In order to design policies that actively respond to the needs of users, policy stakeholders in high income countries (namely advanced Western economies) have increasingly drawn on insights from design thinking.1 Innovative problem- solving exercises, user consultations, and rapid trialing procedures have been among the many elements that have recently found their way into policymaking practice. The possible extension of design-thinking to different development and political contexts has been little explored. The goal of the Cairo Policy Lab is to apply elements of design thinking in the Egyptian context in order to address dimensions of policymaking that have received less analytical scrutiny: the definition of policy problems and identification of evidenced based solutions.
This inaugural policy innovation case study discusses the ongoing efforts of the MENA Social Policy network and their partners to establish the Cairo Policy Lab. It describes the first roundtable meeting of stakeholders in a series of events designed to untangle the problems posed by social assistance and subsidy reform efforts in Egypt.
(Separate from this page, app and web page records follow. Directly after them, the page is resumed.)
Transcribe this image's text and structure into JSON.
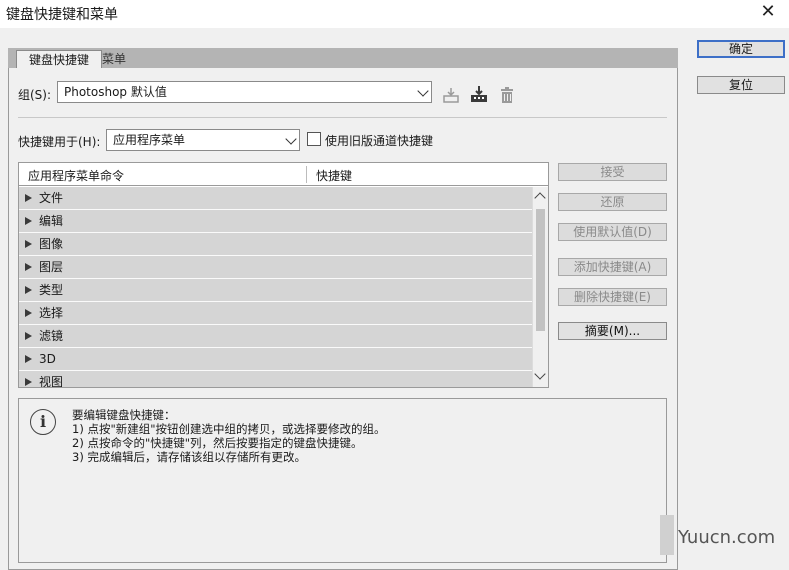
{
  "window": {
    "title": "键盘快捷键和菜单"
  },
  "tabs": [
    {
      "label": "键盘快捷键"
    },
    {
      "label": "菜单"
    }
  ],
  "group": {
    "label": "组(S):",
    "value": "Photoshop 默认值"
  },
  "shortcuts_for": {
    "label": "快捷键用于(H):",
    "value": "应用程序菜单"
  },
  "legacy_checkbox": {
    "label": "使用旧版通道快捷键",
    "checked": false
  },
  "table": {
    "columns": [
      "应用程序菜单命令",
      "快捷键"
    ],
    "rows": [
      "文件",
      "编辑",
      "图像",
      "图层",
      "类型",
      "选择",
      "滤镜",
      "3D",
      "视图"
    ]
  },
  "side_buttons": {
    "accept": "接受",
    "undo": "还原",
    "use_default": "使用默认值(D)",
    "add_shortcut": "添加快捷键(A)",
    "delete_shortcut": "删除快捷键(E)",
    "summarize": "摘要(M)..."
  },
  "info": {
    "heading": "要编辑键盘快捷键：",
    "steps": [
      "1) 点按\"新建组\"按钮创建选中组的拷贝，或选择要修改的组。",
      "2) 点按命令的\"快捷键\"列，然后按要指定的键盘快捷键。",
      "3) 完成编辑后，请存储该组以存储所有更改。"
    ]
  },
  "dialog_buttons": {
    "ok": "确定",
    "reset": "复位"
  },
  "watermark": "Yuucn.com",
  "icons": [
    "save-set-icon",
    "save-set-as-icon",
    "delete-set-icon",
    "info-icon",
    "close-icon"
  ]
}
While building bridges between academics and policymakers has presented challenges to all involved, the good will of many policy actors gives reason for optimism. Through nurturing relationships of mutual trust and encouraging innovative approaches to problem-solving, the Cairo Policy Lab has the potential to be a catalyst for positive change.